Opening doors and possibilities for cooperation

UniSR’s President and CEO shed light on the latest developments and future plans

Over the years, University of San Raffaele (UniSR) has built strong relations with other centres of research, from all over Europe and the United States. With a training centre to be launched soon in Dubai, UniSR is expanding its portfolio to the Middle East and is thereby hoping to tap into the African and Asian markets as well.

Professor Roberto Mazzota, President, UniSR, says that GSD’s focus is on providing excellence for three key objectives – hospitality, healthcare, and university and research, in Italy as well as in Dubai.

Mazzota has been working with UniSR for six years and was initially responsible for aligning the vision of GSD’s old property with the new ventures. He says, “My work is that of a banker, but I love and respect medicine. The fact that today there is great synergy everywhere in the Group makes me feel I have done a successful job. The university has always had a strong roster of professors and constantly strives to make the students happy.”

UniSR has a strong foundation and works towards building a good relationship between students and teachers. It is currently studying the possibility of putting together a new international faculty, as well as preparing the existing faculty with skills they would require in other countries. The university’s eventual aim is to bridge the gap between Italy and the rest of the world.

According to Mazzota, “An advantage we possess is that there is integration between our university and hospital, which can open doors for students. For instance, right from the first year at the university, students start going to the hospital, and receive hands-on training with doctors in the medical, clinical and surgical fields.”

UniSr is also a renowned research institution, and to attract more international patients, work is currently in progress to cut down the VAT charged to these patients, explains Mazzota. UniSR is also working with the Ministry of Foreign Affairs to get dedicated visas for medical tourists to enable them to access world-class treatment easily.

According to Mazzota, more than 30 per cent of UniSR’s patients come from southern Italy, both for simple health issues and for more complicated surgeries. “We are looking to maintain strong relations with new countries and engage with them collectively as we believe that the future lies in cooperation,” he concludes.

Multi-disciplinary approach
UniSR has set its sights on going international and to transfer its knowledge to the rest of the world. Reiterating this fact is Elena Bottinelli, UniSR’s CEO, a bio-engineer by qualification, who has always been passionate about the health business.

“I used to work with international companies in the orthopaedic businesses, introducing new products in the Italian system,” she says. “When GSD bought IRCCS Galeazzi Orthopedic Institute in Milan in 2000, I was brought in to renew it and give it a new perspective.”

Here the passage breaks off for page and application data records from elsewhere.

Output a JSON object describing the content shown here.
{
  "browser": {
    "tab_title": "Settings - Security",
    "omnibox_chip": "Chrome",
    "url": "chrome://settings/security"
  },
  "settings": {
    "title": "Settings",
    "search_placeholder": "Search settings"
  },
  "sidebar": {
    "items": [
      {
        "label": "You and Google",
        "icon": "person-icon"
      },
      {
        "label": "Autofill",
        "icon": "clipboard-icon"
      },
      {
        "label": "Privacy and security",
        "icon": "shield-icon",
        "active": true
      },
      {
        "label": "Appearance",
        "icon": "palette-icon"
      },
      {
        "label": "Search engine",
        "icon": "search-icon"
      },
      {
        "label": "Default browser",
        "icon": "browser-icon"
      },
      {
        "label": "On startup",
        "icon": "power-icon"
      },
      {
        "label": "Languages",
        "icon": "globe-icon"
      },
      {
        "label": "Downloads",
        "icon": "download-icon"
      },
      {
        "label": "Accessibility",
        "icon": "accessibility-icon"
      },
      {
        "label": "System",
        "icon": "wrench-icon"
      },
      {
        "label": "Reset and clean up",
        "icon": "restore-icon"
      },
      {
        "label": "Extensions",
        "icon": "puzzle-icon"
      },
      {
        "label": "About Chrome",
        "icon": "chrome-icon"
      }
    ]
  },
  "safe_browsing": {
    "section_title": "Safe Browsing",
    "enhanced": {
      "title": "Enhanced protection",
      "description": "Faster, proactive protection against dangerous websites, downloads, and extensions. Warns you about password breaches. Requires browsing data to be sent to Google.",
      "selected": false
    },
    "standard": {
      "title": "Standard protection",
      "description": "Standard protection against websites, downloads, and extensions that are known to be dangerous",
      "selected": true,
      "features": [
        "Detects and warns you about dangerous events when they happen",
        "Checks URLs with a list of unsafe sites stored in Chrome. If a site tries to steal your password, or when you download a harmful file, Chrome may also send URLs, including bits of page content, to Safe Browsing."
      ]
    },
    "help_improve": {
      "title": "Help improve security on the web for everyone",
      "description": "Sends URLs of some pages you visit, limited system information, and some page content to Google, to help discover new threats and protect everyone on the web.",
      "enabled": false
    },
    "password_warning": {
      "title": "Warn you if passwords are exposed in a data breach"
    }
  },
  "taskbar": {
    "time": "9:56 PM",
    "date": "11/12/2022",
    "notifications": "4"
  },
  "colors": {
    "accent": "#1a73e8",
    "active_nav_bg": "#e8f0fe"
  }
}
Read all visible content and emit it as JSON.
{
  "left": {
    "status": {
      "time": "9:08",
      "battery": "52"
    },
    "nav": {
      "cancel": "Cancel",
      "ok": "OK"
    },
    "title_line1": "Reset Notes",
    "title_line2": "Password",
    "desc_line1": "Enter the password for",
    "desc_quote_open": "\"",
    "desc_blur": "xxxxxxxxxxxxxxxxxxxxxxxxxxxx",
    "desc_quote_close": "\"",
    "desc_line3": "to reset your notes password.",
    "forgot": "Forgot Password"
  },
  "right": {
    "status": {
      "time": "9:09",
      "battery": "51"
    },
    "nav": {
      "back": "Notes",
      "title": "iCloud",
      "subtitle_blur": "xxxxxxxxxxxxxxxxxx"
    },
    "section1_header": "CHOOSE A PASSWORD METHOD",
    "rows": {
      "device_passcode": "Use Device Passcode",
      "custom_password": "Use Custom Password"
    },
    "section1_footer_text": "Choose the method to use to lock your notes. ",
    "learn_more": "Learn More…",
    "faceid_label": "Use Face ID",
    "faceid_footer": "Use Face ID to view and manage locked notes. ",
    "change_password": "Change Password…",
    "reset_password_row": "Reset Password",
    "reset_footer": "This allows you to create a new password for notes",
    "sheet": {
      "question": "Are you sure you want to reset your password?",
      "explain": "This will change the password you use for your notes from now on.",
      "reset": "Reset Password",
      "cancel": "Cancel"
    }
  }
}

Bottinelli transformed IRCCS Galeazzi Orthopedic Institute into a world-leading research centre. She was appointed the CEO of UniSR in September last year and has been instrumental in replicating the good practices from the institute to the university hospital.

She believes that there are certain elements from UniSR that can be transferred to an international audience. For example, she says, “the Oncology department not only provides treatments but also offers different therapies. We are also great in cardiovascular and have great expertise in dealing with patients who are waiting for transplantation. Neuroscience is another area of importance. I believe the interesting thing about UniSR is its multi-disciplinarity, so every time you speak about a special discipline, you have to view it from different perspectives.”

Bottinelli is extremely confident in the ability of UniSR to transfer its knowledge effectively to the upcoming training centre in Dubai. She elaborates that there are two areas of international knowledge transfer – one is imparting knowledge to the faculty through training, and the second is patient care.

“We recently had a visit from the UK’s NHS, who were keen on understanding our capabilities of providing a multi-disciplinary and multi-language setting for patients with rare diseases,” she says. “We were able to amply demonstrate both our medical skills and our expertise in providing a competent support structure including language skills of our staff.”

The patient journey needs to tick all the boxes when it comes quality and efficiency, and it is important for UniSR to be compliant with international practices, emphasises Bottinelli. An upcoming new building offering comfortable accommodations for international patients will also be up-to-date with technological advancements. Teleconference services will be provided to enable patients stay in constant touch with the physicians.

According to Bottinelli, “We are also focusing on artificial intelligence and we are teaching the machine what to do through our skilled surgeons, so that it can be reproduced by the machine.”

“We have a strong team of managers in the Middle East, but we want to constantly improve ourselves and learn if we can handle people in better ways,” she adds. “I think this is our opportunity for the future, which must be grasped in the right way.”